### WHAT IS NEEDED
Please print the data again exactly as given.

=====

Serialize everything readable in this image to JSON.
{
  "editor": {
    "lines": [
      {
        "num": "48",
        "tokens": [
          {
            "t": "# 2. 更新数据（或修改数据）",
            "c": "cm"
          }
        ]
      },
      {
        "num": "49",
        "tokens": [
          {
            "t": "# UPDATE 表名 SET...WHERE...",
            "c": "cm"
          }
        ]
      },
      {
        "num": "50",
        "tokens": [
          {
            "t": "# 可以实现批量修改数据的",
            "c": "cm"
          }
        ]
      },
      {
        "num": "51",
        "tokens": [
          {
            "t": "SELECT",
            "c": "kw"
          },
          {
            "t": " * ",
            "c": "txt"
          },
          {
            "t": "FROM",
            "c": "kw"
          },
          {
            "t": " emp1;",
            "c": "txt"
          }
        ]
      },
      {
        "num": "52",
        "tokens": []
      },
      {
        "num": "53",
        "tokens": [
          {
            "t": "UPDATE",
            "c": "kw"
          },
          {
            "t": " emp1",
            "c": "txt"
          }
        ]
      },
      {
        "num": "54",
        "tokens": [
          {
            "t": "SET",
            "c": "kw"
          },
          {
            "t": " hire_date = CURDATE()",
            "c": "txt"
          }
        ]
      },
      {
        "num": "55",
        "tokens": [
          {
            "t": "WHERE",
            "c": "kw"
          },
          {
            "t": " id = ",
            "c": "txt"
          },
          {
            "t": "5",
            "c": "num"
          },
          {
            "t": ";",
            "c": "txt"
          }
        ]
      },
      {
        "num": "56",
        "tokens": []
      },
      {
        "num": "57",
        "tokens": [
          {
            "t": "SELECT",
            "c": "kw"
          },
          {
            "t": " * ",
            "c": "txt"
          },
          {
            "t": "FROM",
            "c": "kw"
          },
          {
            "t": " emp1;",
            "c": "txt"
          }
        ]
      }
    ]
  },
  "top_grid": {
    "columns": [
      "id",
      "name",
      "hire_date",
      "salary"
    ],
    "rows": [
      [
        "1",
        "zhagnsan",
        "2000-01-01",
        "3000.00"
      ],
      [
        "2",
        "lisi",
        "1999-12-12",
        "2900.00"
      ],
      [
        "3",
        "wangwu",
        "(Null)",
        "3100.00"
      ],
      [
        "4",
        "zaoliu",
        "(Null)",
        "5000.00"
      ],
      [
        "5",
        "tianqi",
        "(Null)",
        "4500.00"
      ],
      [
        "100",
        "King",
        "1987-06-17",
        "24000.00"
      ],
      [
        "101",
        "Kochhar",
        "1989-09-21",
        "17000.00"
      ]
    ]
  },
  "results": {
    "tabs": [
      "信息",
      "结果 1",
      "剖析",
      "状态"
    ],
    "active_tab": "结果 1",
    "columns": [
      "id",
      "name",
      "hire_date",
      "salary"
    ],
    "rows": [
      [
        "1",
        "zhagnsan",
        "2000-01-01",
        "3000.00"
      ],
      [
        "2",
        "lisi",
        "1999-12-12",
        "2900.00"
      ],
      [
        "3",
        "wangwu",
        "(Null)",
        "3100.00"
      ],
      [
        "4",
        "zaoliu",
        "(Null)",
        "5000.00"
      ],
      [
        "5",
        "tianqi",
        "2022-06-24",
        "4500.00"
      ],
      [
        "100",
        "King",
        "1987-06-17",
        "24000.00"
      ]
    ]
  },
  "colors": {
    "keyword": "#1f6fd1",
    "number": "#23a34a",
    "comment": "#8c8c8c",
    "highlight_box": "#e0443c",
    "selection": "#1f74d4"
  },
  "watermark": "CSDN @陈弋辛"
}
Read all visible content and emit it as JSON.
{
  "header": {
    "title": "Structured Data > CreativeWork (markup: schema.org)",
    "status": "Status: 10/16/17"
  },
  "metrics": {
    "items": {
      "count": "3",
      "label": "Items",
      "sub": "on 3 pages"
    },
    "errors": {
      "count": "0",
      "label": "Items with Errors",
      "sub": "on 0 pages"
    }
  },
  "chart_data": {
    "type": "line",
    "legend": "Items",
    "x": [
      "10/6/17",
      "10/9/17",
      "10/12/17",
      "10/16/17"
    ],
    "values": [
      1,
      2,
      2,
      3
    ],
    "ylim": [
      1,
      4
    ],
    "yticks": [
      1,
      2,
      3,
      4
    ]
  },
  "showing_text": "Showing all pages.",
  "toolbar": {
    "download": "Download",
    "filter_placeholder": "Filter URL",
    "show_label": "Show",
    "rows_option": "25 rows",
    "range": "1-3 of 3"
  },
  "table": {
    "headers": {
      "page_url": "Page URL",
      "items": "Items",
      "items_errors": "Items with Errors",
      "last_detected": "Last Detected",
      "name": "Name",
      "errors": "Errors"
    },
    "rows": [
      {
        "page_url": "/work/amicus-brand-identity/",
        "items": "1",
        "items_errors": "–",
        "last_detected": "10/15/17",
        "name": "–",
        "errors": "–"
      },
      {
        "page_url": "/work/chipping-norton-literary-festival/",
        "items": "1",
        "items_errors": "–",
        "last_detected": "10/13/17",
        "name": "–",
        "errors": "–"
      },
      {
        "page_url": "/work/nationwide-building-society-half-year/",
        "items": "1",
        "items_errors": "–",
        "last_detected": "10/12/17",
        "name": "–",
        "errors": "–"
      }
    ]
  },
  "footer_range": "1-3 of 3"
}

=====

### RESULT
Serialize everything readable in this image to JSON.
{
  "editor": {
    "lines": [
      {
        "num": "48",
        "tokens": [
          {
            "t": "# 2. 更新数据（或修改数据）",
            "c": "cm"
          }
        ]
      },
      {
        "num": "49",
        "tokens": [
          {
            "t": "# UPDATE 表名 SET...WHERE...",
            "c": "cm"
          }
        ]
      },
      {
        "num": "50",
        "tokens": [
          {
            "t": "# 可以实现批量修改数据的",
            "c": "cm"
          }
        ]
      },
      {
        "num": "51",
        "tokens": [
          {
            "t": "SELECT",
            "c": "kw"
          },
          {
            "t": " * ",
            "c": "txt"
          },
          {
            "t": "FROM",
            "c": "kw"
          },
          {
            "t": " emp1;",
            "c": "txt"
          }
        ]
      },
      {
        "num": "52",
        "tokens": []
      },
      {
        "num": "53",
        "tokens": [
          {
            "t": "UPDATE",
            "c": "kw"
          },
          {
            "t": " emp1",
            "c": "txt"
          }
        ]
      },
      {
        "num": "54",
        "tokens": [
          {
            "t": "SET",
            "c": "kw"
          },
          {
            "t": " hire_date = CURDATE()",
            "c": "txt"
          }
        ]
      },
      {
        "num": "55",
        "tokens": [
          {
            "t": "WHERE",
            "c": "kw"
          },
          {
            "t": " id = ",
            "c": "txt"
          },
          {
            "t": "5",
            "c": "num"
          },
          {
            "t": ";",
            "c": "txt"
          }
        ]
      },
      {
        "num": "56",
        "tokens": []
      },
      {
        "num": "57",
        "tokens": [
          {
            "t": "SELECT",
            "c": "kw"
          },
          {
            "t": " * ",
            "c": "txt"
          },
          {
            "t": "FROM",
            "c": "kw"
          },
          {
            "t": " emp1;",
            "c": "txt"
          }
        ]
      }
    ]
  },
  "top_grid": {
    "columns": [
      "id",
      "name",
      "hire_date",
      "salary"
    ],
    "rows": [
      [
        "1",
        "zhagnsan",
        "2000-01-01",
        "3000.00"
      ],
      [
        "2",
        "lisi",
        "1999-12-12",
        "2900.00"
      ],
      [
        "3",
        "wangwu",
        "(Null)",
        "3100.00"
      ],
      [
        "4",
        "zaoliu",
        "(Null)",
        "5000.00"
      ],
      [
        "5",
        "tianqi",
        "(Null)",
        "4500.00"
      ],
      [
        "100",
        "King",
        "1987-06-17",
        "24000.00"
      ],
      [
        "101",
        "Kochhar",
        "1989-09-21",
        "17000.00"
      ]
    ]
  },
  "results": {
    "tabs": [
      "信息",
      "结果 1",
      "剖析",
      "状态"
    ],
    "active_tab": "结果 1",
    "columns": [
      "id",
      "name",
      "hire_date",
      "salary"
    ],
    "rows": [
      [
        "1",
        "zhagnsan",
        "2000-01-01",
        "3000.00"
      ],
      [
        "2",
        "lisi",
        "1999-12-12",
        "2900.00"
      ],
      [
        "3",
        "wangwu",
        "(Null)",
        "3100.00"
      ],
      [
        "4",
        "zaoliu",
        "(Null)",
        "5000.00"
      ],
      [
        "5",
        "tianqi",
        "2022-06-24",
        "4500.00"
      ],
      [
        "100",
        "King",
        "1987-06-17",
        "24000.00"
      ]
    ]
  },
  "colors": {
    "keyword": "#1f6fd1",
    "number": "#23a34a",
    "comment": "#8c8c8c",
    "highlight_box": "#e0443c",
    "selection": "#1f74d4"
  },
  "watermark": "CSDN @陈弋辛"
}
Read all visible content and emit it as JSON.
{
  "header": {
    "title": "Structured Data > CreativeWork (markup: schema.org)",
    "status": "Status: 10/16/17"
  },
  "metrics": {
    "items": {
      "count": "3",
      "label": "Items",
      "sub": "on 3 pages"
    },
    "errors": {
      "count": "0",
      "label": "Items with Errors",
      "sub": "on 0 pages"
    }
  },
  "chart_data": {
    "type": "line",
    "legend": "Items",
    "x": [
      "10/6/17",
      "10/9/17",
      "10/12/17",
      "10/16/17"
    ],
    "values": [
      1,
      2,
      2,
      3
    ],
    "ylim": [
      1,
      4
    ],
    "yticks": [
      1,
      2,
      3,
      4
    ]
  },
  "showing_text": "Showing all pages.",
  "toolbar": {
    "download": "Download",
    "filter_placeholder": "Filter URL",
    "show_label": "Show",
    "rows_option": "25 rows",
    "range": "1-3 of 3"
  },
  "table": {
    "headers": {
      "page_url": "Page URL",
      "items": "Items",
      "items_errors": "Items with Errors",
      "last_detected": "Last Detected",
      "name": "Name",
      "errors": "Errors"
    },
    "rows": [
      {
        "page_url": "/work/amicus-brand-identity/",
        "items": "1",
        "items_errors": "–",
        "last_detected": "10/15/17",
        "name": "–",
        "errors": "–"
      },
      {
        "page_url": "/work/chipping-norton-literary-festival/",
        "items": "1",
        "items_errors": "–",
        "last_detected": "10/13/17",
        "name": "–",
        "errors": "–"
      },
      {
        "page_url": "/work/nationwide-building-society-half-year/",
        "items": "1",
        "items_errors": "–",
        "last_detected": "10/12/17",
        "name": "–",
        "errors": "–"
      }
    ]
  },
  "footer_range": "1-3 of 3"
}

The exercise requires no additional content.